Construction sites can be dangerous places, even if all safety regulations are followed. Common causes of construction site accidents include malfunctioning equipment, slip and falls, falling objects, explosions, or power line hazards. Construction accidents can cause serious injuries or even death. If you have been injured on a construction site, a dedicated personal injury lawyer can help you recover compensation for your injuries.
If a construction worker is injured while at work and performing his or her duties, the worker can recover from his or her employer under Michigan’s workers’ compensation act. Recovery is possible even if the accident did not result from the employer’s negligence, or if the worker was negligent or careless. However, if an employee is eligible for workers’ compensation, the worker is limited to that recovery. He or she cannot also file a civil lawsuit.
Workers’ compensation covers both relevant medical expenses and lost wages. Compensation for lost wages is made in weekly payments based on the worker’s average weekly earnings and how severe the disability is—whether it is temporary or permanent, partial or total. Importantly, workers’ compensation does not cover damages for pain and suffering.
Often, in a construction accident, a party other than the worker’s employer is to blame. For example, a property owner, contractor, equipment manufacturer, architect, etc., may be held liable in a civil suit. This means that an employee limited by workers’ compensation may be able to recover more comprehensive compensation from a third party.
Contractors and subcontractors have a duty to take measures to keep the construction site reasonably safe. They must warn of hazards, hire responsible and qualified workers, and make sure that safety regulations are being followed. If they breach those duties and do not take reasonable steps to ensure worksite safety, they can be civilly liable for negligence.
Sometimes, defective equipment causes harm. Construction equipment manufacturers must design and produce safe equipment. Malfunctioning equipment can be a great safety hazard and cause serious injuries. Under Michigan’s products liability law, the designer, manufacturer, and retailer may be held responsible for defective equipment, even if the injured worker cannot prove negligence.
Passersby and others who do not work in construction can also be injured on or near construction sites. Falling material or equipment, for example, may injure a pedestrian or driver. Power lines can electrocute, and spilled chemicals may leak from the worksite. Generally, private citizens injured on construction sites may bring negligence suits against the construction company, or sometimes against the contractor or property owner.
Damages in civil suits for construction injuries include compensation for medical expenses, lost wages or loss of earning capacity, property damage, pain and suffering, mental distress, disfigurement, etc. If the wrongdoer was reckless in its behavior, the victim may be able to recover punitive damages, which are designed to punish the wrongdoer and deter others from similar behaviors.

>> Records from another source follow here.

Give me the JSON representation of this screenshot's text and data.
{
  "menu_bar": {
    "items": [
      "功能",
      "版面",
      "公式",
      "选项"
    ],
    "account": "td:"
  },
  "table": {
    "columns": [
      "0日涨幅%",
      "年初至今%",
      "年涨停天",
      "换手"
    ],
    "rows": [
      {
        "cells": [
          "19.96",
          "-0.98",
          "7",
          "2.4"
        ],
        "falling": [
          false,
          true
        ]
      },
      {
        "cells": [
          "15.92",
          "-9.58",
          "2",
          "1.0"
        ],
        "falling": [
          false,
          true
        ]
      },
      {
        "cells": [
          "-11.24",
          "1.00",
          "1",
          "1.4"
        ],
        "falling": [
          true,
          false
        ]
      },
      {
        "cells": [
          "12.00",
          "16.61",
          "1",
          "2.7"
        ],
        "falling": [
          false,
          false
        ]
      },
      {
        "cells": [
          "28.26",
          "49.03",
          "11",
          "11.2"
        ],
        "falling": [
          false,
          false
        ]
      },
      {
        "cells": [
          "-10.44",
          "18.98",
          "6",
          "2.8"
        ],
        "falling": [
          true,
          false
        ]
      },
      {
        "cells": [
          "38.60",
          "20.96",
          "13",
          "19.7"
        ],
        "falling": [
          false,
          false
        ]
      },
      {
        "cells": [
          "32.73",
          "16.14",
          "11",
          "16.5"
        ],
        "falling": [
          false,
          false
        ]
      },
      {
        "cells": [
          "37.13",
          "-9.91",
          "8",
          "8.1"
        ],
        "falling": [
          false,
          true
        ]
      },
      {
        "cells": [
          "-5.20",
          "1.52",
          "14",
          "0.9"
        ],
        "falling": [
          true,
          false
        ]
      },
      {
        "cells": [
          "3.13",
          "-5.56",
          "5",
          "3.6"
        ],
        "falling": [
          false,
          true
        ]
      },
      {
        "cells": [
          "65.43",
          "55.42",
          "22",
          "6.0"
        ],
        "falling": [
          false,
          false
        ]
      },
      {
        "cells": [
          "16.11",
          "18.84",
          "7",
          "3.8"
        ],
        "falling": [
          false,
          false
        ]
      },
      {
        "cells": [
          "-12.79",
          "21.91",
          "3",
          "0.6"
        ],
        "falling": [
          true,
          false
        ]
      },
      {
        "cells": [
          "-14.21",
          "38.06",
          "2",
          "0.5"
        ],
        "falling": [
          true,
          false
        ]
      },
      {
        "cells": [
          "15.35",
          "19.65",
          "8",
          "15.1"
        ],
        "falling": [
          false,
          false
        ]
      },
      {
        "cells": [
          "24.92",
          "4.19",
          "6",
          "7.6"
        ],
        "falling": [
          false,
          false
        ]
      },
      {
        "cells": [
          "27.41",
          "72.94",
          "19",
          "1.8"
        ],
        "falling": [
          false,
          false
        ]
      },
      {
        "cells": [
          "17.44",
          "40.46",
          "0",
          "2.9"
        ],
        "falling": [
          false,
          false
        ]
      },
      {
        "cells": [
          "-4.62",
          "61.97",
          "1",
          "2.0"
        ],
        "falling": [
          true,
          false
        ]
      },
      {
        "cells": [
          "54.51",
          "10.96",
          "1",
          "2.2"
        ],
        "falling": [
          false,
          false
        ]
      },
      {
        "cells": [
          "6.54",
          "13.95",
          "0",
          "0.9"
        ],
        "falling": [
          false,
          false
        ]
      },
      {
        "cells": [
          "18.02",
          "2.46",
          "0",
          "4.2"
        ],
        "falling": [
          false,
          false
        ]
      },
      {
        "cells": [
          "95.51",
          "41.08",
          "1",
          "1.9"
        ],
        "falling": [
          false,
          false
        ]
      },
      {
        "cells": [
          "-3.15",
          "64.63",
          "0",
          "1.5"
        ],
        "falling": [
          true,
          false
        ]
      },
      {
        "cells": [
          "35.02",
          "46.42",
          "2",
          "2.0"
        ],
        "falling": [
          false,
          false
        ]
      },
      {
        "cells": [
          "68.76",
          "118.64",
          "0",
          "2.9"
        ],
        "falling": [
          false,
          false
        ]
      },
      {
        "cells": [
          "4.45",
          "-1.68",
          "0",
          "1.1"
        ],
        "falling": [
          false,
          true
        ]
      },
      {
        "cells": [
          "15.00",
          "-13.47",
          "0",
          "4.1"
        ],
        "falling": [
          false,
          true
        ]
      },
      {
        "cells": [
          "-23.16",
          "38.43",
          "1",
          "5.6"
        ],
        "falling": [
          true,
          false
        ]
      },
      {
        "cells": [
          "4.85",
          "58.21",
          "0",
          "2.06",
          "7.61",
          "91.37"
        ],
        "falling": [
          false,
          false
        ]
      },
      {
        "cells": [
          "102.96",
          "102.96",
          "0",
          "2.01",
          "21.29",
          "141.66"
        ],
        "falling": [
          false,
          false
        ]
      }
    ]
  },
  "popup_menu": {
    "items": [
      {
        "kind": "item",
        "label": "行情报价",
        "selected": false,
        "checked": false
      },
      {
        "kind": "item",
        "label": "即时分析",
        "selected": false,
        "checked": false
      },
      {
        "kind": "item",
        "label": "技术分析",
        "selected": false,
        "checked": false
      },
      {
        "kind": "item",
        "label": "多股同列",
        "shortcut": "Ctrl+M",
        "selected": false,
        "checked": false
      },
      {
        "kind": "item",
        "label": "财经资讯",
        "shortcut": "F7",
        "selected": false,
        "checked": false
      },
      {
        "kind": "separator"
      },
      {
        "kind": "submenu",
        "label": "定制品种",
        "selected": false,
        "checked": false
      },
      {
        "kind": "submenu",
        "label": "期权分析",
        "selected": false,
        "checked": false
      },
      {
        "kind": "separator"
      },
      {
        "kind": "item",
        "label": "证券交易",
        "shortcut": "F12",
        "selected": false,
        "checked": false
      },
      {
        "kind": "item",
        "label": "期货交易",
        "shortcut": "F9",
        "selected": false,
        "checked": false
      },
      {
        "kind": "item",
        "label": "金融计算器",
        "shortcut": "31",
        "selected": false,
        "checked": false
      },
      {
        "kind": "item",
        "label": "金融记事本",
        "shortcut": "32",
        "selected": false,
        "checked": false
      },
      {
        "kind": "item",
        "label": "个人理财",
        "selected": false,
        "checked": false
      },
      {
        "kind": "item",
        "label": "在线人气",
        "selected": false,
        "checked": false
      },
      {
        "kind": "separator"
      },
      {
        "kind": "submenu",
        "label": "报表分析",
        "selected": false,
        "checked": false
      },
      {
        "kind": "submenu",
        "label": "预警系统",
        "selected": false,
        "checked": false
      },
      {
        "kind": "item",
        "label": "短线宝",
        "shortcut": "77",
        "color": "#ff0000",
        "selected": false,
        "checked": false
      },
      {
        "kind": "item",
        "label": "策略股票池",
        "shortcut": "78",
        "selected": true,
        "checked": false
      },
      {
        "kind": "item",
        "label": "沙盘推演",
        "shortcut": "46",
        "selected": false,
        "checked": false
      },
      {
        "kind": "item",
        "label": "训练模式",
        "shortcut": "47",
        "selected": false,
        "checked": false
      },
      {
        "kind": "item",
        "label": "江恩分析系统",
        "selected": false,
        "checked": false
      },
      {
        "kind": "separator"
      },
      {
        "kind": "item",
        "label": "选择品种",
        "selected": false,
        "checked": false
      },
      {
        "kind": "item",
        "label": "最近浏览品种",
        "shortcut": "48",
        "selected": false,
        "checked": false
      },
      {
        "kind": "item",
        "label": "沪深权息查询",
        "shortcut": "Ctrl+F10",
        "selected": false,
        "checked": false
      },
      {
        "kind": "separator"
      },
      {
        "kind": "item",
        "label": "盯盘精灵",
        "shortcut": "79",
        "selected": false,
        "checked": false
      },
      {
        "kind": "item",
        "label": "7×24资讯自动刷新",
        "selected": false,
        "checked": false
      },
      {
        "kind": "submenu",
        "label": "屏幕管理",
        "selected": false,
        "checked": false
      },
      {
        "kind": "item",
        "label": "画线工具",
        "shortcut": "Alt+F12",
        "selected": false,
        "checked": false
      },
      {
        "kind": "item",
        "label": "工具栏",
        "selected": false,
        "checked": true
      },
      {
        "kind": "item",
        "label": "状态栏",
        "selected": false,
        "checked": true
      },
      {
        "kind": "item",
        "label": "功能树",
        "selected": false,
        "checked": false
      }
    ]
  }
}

If you have suffered an injury on a construction site, an attorney can help you recover compensation for your injuries. Please contact Michigan personal injury attorney John Little today for a free initial consultation.